Are you using Strings to identify types uniquely?

I've seen this happen in multiple codebases. Someone wants to create the concept of a unique Type - and they end up using Strings to do it instead of objects. The ugly consequences:
  • You're doing equality checks on Strings. Strings are not unique. This means that it is entirely possible for two distinct types to end up with the same string values through developer error.
  • Using strings tempts people to utilize them for things other than equality checks. They usually end up being used interchangeably with fields in that Constants class of which every codebase has at least one.
Let me illustrate.

Let's say we're working on code which has something to do with bikes. We have Hondas, Suzukis and Ducatis in the domain. We also have a Bike class which needs to have a type field - an instance of this class can be of type Honda, Ducati or Suzuki. We have a few choices:
  • Create subclasses
  • Introduce the concept of a type
  • Realize that magic numbers/strings/types are code smells and shouldn't be there in the first place

The last option is the nice one, but in the real world, it isn't always possible.
So let's say that the behaviour of the Bike class doesn't change from one type of Bike to another. This makes subclassing a bad idea. So someone introduces a BikeType class. And the next thing you know, you have fields like
public static String HONDA_BIKE = "honda";
showing up.

Then scope changes to include Cars so you figure you'll add a Car class. Next thing someones created CarType and put in
public static String HONDA_CAR = "honda";
Then someone else decides it's time to refactor to extract a Vehicle class. Soon you have
public static String HONDA_VEHICLE = "honda";
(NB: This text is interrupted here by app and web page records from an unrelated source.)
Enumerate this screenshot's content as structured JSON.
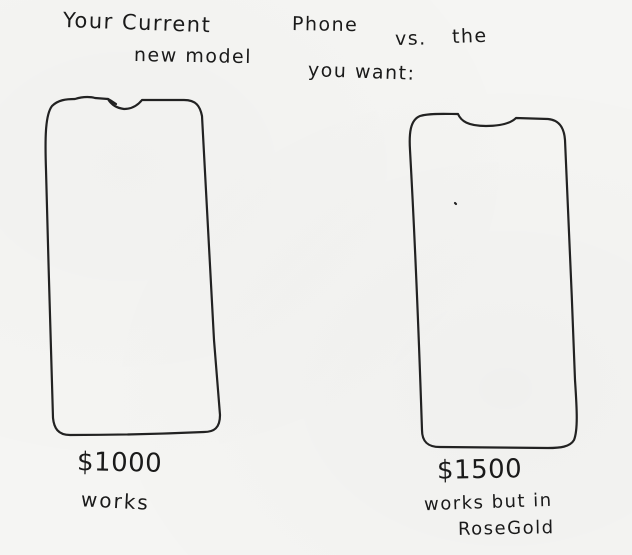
{
  "title": {
    "words": [
      "Your Current",
      "Phone",
      "vs.",
      "the",
      "new model",
      "you want:"
    ]
  },
  "left_phone": {
    "price": "$1000",
    "note": "works"
  },
  "right_phone": {
    "price": "$1500",
    "note_line1": "works but in",
    "note_line2": "RoseGold"
  }
}
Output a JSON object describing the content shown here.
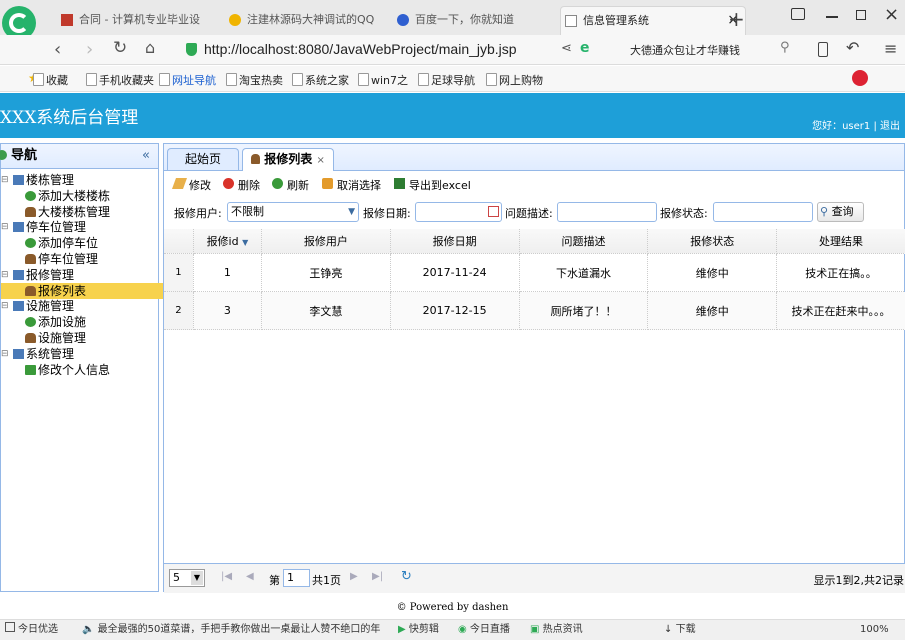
{
  "browser": {
    "tabs": [
      {
        "title": "合同 - 计算机专业毕业设",
        "active": false
      },
      {
        "title": "注建林源码大神调试的QQ",
        "active": false
      },
      {
        "title": "百度一下，你就知道",
        "active": false
      },
      {
        "title": "信息管理系统",
        "active": true
      }
    ],
    "url": "http://localhost:8080/JavaWebProject/main_jyb.jsp",
    "search_text": "大德通众包让才华赚钱",
    "bookmarks": [
      "收藏",
      "手机收藏夹",
      "网址导航",
      "淘宝热卖",
      "系统之家",
      "win7之",
      "足球导航",
      "网上购物"
    ]
  },
  "app": {
    "title": "XXX系统后台管理",
    "welcome": "您好：user1 | 退出"
  },
  "sidebar": {
    "title": "导航",
    "collapse_glyph": "«",
    "tree": [
      {
        "label": "楼栋管理",
        "level": 0
      },
      {
        "label": "添加大楼楼栋",
        "level": 1
      },
      {
        "label": "大楼楼栋管理",
        "level": 1
      },
      {
        "label": "停车位管理",
        "level": 0
      },
      {
        "label": "添加停车位",
        "level": 1
      },
      {
        "label": "停车位管理",
        "level": 1
      },
      {
        "label": "报修管理",
        "level": 0
      },
      {
        "label": "报修列表",
        "level": 1,
        "selected": true
      },
      {
        "label": "设施管理",
        "level": 0
      },
      {
        "label": "添加设施",
        "level": 1
      },
      {
        "label": "设施管理",
        "level": 1
      },
      {
        "label": "系统管理",
        "level": 0
      },
      {
        "label": "修改个人信息",
        "level": 1
      }
    ]
  },
  "main": {
    "tabs": [
      {
        "label": "起始页"
      },
      {
        "label": "报修列表",
        "close": "×"
      }
    ],
    "toolbar": {
      "edit": "修改",
      "delete": "删除",
      "refresh": "刷新",
      "cancel": "取消选择",
      "export": "导出到excel"
    },
    "search": {
      "user_label": "报修用户:",
      "user_value": "不限制",
      "date_label": "报修日期:",
      "desc_label": "问题描述:",
      "state_label": "报修状态:",
      "query_button": "查询"
    },
    "grid": {
      "columns": [
        "报修id",
        "报修用户",
        "报修日期",
        "问题描述",
        "报修状态",
        "处理结果"
      ],
      "rows": [
        {
          "rownum": "1",
          "cells": [
            "1",
            "王铮亮",
            "2017-11-24",
            "下水道漏水",
            "维修中",
            "技术正在搞。。"
          ]
        },
        {
          "rownum": "2",
          "cells": [
            "3",
            "李文慧",
            "2017-12-15",
            "厕所堵了！！",
            "维修中",
            "技术正在赶来中。。。"
          ]
        }
      ]
    },
    "pager": {
      "page_size": "5",
      "page_prefix": "第",
      "page_value": "1",
      "page_suffix": "共1页",
      "summary": "显示1到2,共2记录"
    }
  },
  "footer": "© Powered by dashen",
  "statusbar": {
    "item1": "今日优选",
    "news": "最全最强的50道菜谱，手把手教你做出一桌最让人赞不绝口的年",
    "item2": "快剪辑",
    "item3": "今日直播",
    "item4": "热点资讯",
    "download": "下载",
    "zoom": "100%"
  },
  "colors": {
    "header_blue": "#1e9fd8",
    "panel_border": "#95b8e7",
    "selected_yellow": "#f7d24d"
  }
}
Since all these classes have a method
boolean isOfType(String)
you'll soon see all sorts of bugs introduced by developer error.
For example
Vehicle thisOne = new Bike(HONDA_BIKE);
Vehicle thatOne = new Car(HONDA_CAR);

now returns true.
This sounds like a silly thing to do, but can happen all the time in a big codebase with lots of developers working on it.

If you can't avoid types, the simplest thing to do is to go with an instance of Object. All object instances have a unique hashCode. Use this to create unique types. So now you have
public static Object HONDA_BIKE = new Object();
public static Object HONDA_CAR = new Object();
public static Object HONDA_VEHICLE = new Object();
All three are now unique and even better, nobody is going to use them to, say, populate the UI.

Once you've gotten to this point, you should be looking to convert these Object instances to concrete classes with some behaviour in them. You wouldn't need discrete types if you weren't making decisions based on them and this decision making logic would be a good place to start refactoring.


Ricky Clarkson said...

Use enums instead. That's why they exist. Also, you have a mistake in the last code. You cannot assign an Object to a String.

Unknown said...

Whoops. My bad about the code. Fixed it.

Anonymous said...

And thats the beauty of symbols in ruby

Chris Stevenson said...

Ricky, enums are ok if you are in Java. Don't use enums in C# because they are not typesafe. They compile down to magic numbers. There is a really good discussion of the Type Safe enum pattern in Joshua Bloch's Effective Java. The sample chapter here contains it: - it is "Item 21: Replace enum constructs with classes"

Unknown said...

I wrote this after something I saw while working on a GWT codebase - which is Java 1.4 - I'm afraid enums didn't even occur to me. My bad.